At the same time, Russian units are increasingly operating UAVs within the scope of naval maneuvers and drills in the Baltic Sea. On March 21, UAVs were widely employed in auxiliary functions to provide fire correction for the frigate Yaroslav Mudry. Captain Martov stated that, “though positioned at an altitude of several thousand meters above the ground, the UAVs were constantly transmitting data (via special channels) to the Command and Control (C2) department of the Yaroslav Mudry… this allowed the artillery crew to rapidly incur corrections in real-time conditions and destroy the target with a very high level of precision” (TASS, March 21, 2018).
Russian UAVs are also increasingly put to use within the scope of anti-insurgency/counter-terrorism exercises. For instance, during the drills that took place on November 4, BSF special operations forces extensively utilized drones for reconnaissance and to locate a simulated “terrorist group that, according to the [exercise] legend, was deployed along the seaside of Kaliningrad Oblast and attempted to dig tunnels to mine the coastal area.” In the final analysis, the group was easily spotted and destroyed. Crucially, in terms of conducting this operation (in the navigation part), the Russian forces extensively relied on the domestic GLONASS global positioning satellite navigation system (Kgd.ru, November 4, 2018).

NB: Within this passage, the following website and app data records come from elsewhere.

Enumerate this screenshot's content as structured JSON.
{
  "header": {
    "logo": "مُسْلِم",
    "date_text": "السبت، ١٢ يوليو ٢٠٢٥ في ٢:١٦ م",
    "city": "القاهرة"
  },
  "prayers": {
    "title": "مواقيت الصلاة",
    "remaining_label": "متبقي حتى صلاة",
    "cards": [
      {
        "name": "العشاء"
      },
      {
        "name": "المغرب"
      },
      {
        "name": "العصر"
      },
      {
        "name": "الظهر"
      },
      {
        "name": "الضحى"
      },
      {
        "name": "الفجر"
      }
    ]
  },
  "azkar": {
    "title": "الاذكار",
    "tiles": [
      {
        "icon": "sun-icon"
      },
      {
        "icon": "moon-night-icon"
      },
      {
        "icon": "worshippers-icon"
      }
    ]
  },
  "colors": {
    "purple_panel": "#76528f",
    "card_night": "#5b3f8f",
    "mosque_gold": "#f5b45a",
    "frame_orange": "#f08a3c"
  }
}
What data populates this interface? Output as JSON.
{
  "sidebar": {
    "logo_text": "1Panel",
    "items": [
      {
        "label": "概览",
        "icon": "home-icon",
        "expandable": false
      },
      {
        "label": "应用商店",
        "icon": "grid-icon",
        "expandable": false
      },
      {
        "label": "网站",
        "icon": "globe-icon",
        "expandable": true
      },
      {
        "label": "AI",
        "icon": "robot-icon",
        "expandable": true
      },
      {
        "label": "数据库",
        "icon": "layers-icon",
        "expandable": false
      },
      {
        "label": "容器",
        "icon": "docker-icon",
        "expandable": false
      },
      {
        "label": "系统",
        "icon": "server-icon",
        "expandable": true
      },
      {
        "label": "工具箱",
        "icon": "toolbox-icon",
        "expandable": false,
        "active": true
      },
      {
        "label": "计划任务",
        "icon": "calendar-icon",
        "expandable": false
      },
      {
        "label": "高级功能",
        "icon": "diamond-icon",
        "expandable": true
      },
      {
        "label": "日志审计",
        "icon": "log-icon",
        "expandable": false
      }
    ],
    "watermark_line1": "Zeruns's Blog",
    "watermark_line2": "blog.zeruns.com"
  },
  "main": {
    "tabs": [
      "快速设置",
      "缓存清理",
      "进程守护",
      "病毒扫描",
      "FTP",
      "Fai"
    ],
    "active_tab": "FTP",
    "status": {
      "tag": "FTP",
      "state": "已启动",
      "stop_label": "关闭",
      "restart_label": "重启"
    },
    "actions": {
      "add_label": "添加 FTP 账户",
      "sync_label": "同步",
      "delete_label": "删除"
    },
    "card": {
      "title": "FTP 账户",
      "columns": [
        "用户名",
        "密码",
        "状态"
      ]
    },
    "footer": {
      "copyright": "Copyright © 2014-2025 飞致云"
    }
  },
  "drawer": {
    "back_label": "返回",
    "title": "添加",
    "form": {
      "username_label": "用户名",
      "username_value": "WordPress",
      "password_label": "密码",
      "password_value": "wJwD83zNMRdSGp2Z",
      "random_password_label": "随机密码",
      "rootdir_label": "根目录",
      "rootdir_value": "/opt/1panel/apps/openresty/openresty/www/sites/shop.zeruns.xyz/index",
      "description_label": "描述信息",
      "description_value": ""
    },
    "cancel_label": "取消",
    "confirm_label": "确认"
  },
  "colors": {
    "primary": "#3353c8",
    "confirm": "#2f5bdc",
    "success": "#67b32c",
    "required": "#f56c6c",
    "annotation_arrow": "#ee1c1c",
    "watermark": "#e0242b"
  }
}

In addition, Kaliningrad also appears to have become a Russian testing ground for anti-UAV operations. On December 9, BSF forces conducted a special set of exercises simulating the destruction of targets flying at a low altitude. According to the exercise legend, a group of objects (the Russian side used Forpost UAVs to simulate the adversary) entered Russian airspace from abroad and began to collect visual information from an attitude of 50 meters, at a speed of 200 kilometers per hour. Several Pantsir-S1 (NATO terminology: SA-22 Greyhound) self-propelled, medium-range, surface-to-air missile systems, which had been rapidly redeployed from a different part of the oblast, were used to rapidly destroy the “enemy” UAV group (Kgd.ru, December 7, 2018). Most likely, those exercises were directly prompted by the appearance of a US RQ-4B Global Hawk UAV (October 27) and an RC-135V reconnaissance aircraft (November 11) near Kaliningrad (Gazeta.ru, November 3, 2018).
Since 2011, when the BSF received its first batch of UAVs (Kgd.ru, December 14, 2011), the regular use of drones in exercises as well as the level of sophistication in such operations have grown exponentially. The next development to anticipate, which could happen as early as this year, is the potential deployment to Kaliningrad of new Russian UAVs/UCAVs (Regnum, July 24, 2018)—primarily, the Korsar, Forpost-M and Samum systems.